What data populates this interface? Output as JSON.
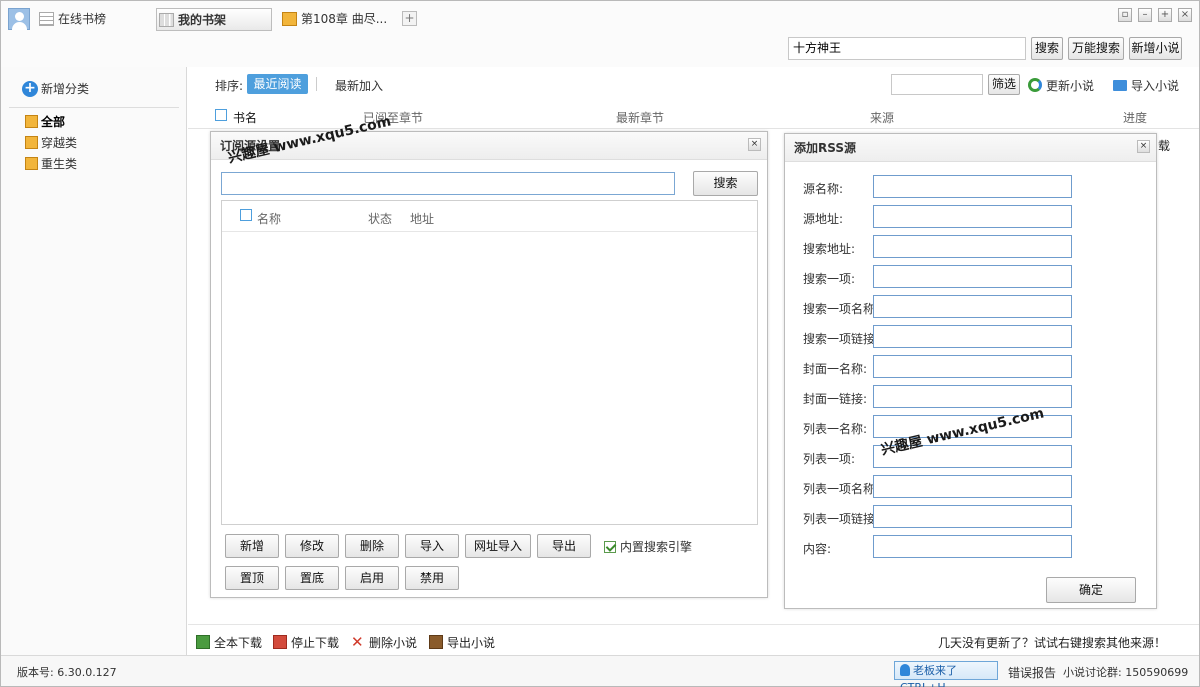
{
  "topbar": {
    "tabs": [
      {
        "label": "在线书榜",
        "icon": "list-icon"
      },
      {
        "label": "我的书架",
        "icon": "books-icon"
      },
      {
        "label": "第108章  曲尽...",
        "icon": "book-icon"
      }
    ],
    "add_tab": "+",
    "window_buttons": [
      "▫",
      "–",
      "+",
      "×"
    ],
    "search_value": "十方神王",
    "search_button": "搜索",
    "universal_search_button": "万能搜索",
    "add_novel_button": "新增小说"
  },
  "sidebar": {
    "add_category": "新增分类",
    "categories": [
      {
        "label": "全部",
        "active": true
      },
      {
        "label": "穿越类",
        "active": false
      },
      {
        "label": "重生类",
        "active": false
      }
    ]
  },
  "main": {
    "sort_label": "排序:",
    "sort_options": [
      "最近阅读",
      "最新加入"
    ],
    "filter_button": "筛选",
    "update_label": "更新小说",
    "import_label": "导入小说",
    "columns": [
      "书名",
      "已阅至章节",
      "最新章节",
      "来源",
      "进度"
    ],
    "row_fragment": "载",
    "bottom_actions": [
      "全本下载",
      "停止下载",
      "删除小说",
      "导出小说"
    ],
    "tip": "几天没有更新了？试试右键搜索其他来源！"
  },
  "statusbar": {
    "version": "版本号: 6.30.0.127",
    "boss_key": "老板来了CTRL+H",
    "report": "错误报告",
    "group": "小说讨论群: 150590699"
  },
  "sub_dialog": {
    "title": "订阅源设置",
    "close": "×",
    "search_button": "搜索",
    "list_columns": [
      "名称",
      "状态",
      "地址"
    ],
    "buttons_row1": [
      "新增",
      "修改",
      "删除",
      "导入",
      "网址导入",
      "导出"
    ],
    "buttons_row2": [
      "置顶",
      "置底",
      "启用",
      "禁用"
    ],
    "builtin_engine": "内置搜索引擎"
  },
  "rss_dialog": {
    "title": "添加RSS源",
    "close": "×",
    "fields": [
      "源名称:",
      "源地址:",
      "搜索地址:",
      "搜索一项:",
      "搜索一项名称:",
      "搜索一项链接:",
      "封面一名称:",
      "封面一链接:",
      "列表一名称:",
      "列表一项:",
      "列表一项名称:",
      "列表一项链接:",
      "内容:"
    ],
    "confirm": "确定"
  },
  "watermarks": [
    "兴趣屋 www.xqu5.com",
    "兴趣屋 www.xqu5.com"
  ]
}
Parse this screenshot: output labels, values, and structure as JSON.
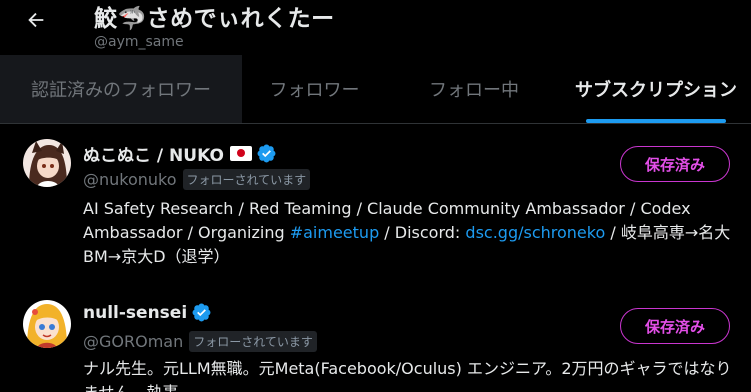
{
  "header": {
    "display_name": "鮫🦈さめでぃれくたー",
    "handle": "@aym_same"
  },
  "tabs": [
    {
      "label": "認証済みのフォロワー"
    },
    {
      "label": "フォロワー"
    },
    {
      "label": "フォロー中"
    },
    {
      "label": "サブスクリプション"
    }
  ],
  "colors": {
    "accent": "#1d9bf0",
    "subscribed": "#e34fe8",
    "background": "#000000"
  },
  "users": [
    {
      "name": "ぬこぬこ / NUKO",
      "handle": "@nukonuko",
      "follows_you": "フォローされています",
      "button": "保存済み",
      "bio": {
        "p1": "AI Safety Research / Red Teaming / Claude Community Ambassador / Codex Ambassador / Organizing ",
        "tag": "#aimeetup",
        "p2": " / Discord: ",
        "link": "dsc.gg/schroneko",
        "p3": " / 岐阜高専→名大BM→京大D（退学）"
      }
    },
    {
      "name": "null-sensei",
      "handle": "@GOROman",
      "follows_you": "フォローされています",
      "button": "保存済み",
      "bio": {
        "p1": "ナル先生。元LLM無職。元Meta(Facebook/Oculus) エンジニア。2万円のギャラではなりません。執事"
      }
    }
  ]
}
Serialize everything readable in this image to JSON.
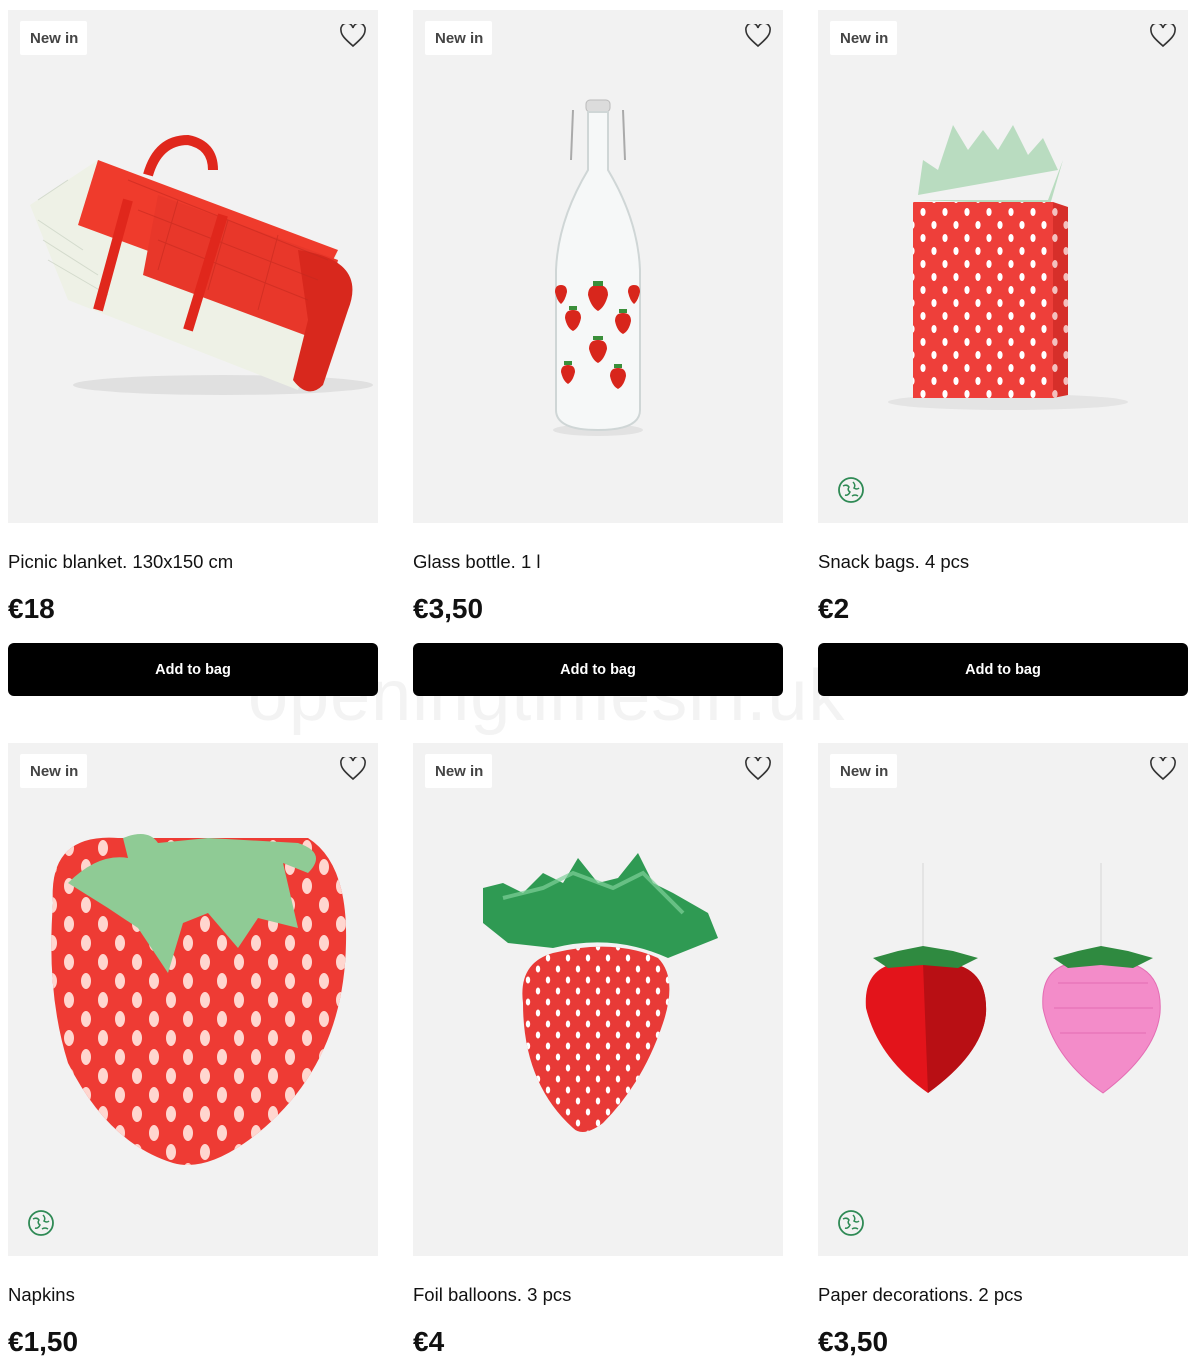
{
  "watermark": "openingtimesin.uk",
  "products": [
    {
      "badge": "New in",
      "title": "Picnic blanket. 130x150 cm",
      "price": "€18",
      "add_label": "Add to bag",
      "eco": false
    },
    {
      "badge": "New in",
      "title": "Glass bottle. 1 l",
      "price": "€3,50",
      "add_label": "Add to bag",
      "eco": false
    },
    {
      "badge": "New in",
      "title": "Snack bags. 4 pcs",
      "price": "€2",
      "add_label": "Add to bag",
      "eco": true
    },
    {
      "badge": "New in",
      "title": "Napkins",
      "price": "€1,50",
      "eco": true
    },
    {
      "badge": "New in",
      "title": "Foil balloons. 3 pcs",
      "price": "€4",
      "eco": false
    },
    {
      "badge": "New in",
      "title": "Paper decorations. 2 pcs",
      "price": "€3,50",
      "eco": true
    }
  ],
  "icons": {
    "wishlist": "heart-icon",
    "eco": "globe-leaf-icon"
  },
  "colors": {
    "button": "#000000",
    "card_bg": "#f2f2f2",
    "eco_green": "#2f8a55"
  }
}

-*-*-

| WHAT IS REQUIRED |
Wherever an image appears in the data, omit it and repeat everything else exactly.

| EXERCISE SOLUTION |
What data populates this interface? Output as JSON.
{
  "topbar": {
    "tabs": [
      {
        "label": "在线书榜",
        "icon": "list-icon"
      },
      {
        "label": "我的书架",
        "icon": "books-icon"
      },
      {
        "label": "第108章  曲尽...",
        "icon": "book-icon"
      }
    ],
    "add_tab": "+",
    "window_buttons": [
      "▫",
      "–",
      "+",
      "×"
    ],
    "search_value": "十方神王",
    "search_button": "搜索",
    "universal_search_button": "万能搜索",
    "add_novel_button": "新增小说"
  },
  "sidebar": {
    "add_category": "新增分类",
    "categories": [
      {
        "label": "全部",
        "active": true
      },
      {
        "label": "穿越类",
        "active": false
      },
      {
        "label": "重生类",
        "active": false
      }
    ]
  },
  "main": {
    "sort_label": "排序:",
    "sort_options": [
      "最近阅读",
      "最新加入"
    ],
    "filter_button": "筛选",
    "update_label": "更新小说",
    "import_label": "导入小说",
    "columns": [
      "书名",
      "已阅至章节",
      "最新章节",
      "来源",
      "进度"
    ],
    "row_fragment": "载",
    "bottom_actions": [
      "全本下载",
      "停止下载",
      "删除小说",
      "导出小说"
    ],
    "tip": "几天没有更新了？试试右键搜索其他来源！"
  },
  "statusbar": {
    "version": "版本号: 6.30.0.127",
    "boss_key": "老板来了CTRL+H",
    "report": "错误报告",
    "group": "小说讨论群: 150590699"
  },
  "sub_dialog": {
    "title": "订阅源设置",
    "close": "×",
    "search_button": "搜索",
    "list_columns": [
      "名称",
      "状态",
      "地址"
    ],
    "buttons_row1": [
      "新增",
      "修改",
      "删除",
      "导入",
      "网址导入",
      "导出"
    ],
    "buttons_row2": [
      "置顶",
      "置底",
      "启用",
      "禁用"
    ],
    "builtin_engine": "内置搜索引擎"
  },
  "rss_dialog": {
    "title": "添加RSS源",
    "close": "×",
    "fields": [
      "源名称:",
      "源地址:",
      "搜索地址:",
      "搜索一项:",
      "搜索一项名称:",
      "搜索一项链接:",
      "封面一名称:",
      "封面一链接:",
      "列表一名称:",
      "列表一项:",
      "列表一项名称:",
      "列表一项链接:",
      "内容:"
    ],
    "confirm": "确定"
  },
  "watermarks": [
    "兴趣屋 www.xqu5.com",
    "兴趣屋 www.xqu5.com"
  ]
}
Parse this screenshot: output labels, values, and structure as JSON.
{
  "header": {
    "display_name": "鮫🦈さめでぃれくたー",
    "handle": "@aym_same"
  },
  "tabs": [
    {
      "label": "認証済みのフォロワー"
    },
    {
      "label": "フォロワー"
    },
    {
      "label": "フォロー中"
    },
    {
      "label": "サブスクリプション"
    }
  ],
  "colors": {
    "accent": "#1d9bf0",
    "subscribed": "#e34fe8",
    "background": "#000000"
  },
  "users": [
    {
      "name": "ぬこぬこ / NUKO",
      "handle": "@nukonuko",
      "follows_you": "フォローされています",
      "button": "保存済み",
      "bio": {
        "p1": "AI Safety Research / Red Teaming / Claude Community Ambassador / Codex Ambassador / Organizing ",
        "tag": "#aimeetup",
        "p2": " / Discord: ",
        "link": "dsc.gg/schroneko",
        "p3": " / 岐阜高専→名大BM→京大D（退学）"
      }
    },
    {
      "name": "null-sensei",
      "handle": "@GOROman",
      "follows_you": "フォローされています",
      "button": "保存済み",
      "bio": {
        "p1": "ナル先生。元LLM無職。元Meta(Facebook/Oculus) エンジニア。2万円のギャラではなりません。執事"
      }
    }
  ]
}
Serialize everything readable in this image to JSON.
{
  "watermark": "openingtimesin.uk",
  "products": [
    {
      "badge": "New in",
      "title": "Picnic blanket. 130x150 cm",
      "price": "€18",
      "add_label": "Add to bag",
      "eco": false
    },
    {
      "badge": "New in",
      "title": "Glass bottle. 1 l",
      "price": "€3,50",
      "add_label": "Add to bag",
      "eco": false
    },
    {
      "badge": "New in",
      "title": "Snack bags. 4 pcs",
      "price": "€2",
      "add_label": "Add to bag",
      "eco": true
    },
    {
      "badge": "New in",
      "title": "Napkins",
      "price": "€1,50",
      "eco": true
    },
    {
      "badge": "New in",
      "title": "Foil balloons. 3 pcs",
      "price": "€4",
      "eco": false
    },
    {
      "badge": "New in",
      "title": "Paper decorations. 2 pcs",
      "price": "€3,50",
      "eco": true
    }
  ],
  "icons": {
    "wishlist": "heart-icon",
    "eco": "globe-leaf-icon"
  },
  "colors": {
    "button": "#000000",
    "card_bg": "#f2f2f2",
    "eco_green": "#2f8a55"
  }
}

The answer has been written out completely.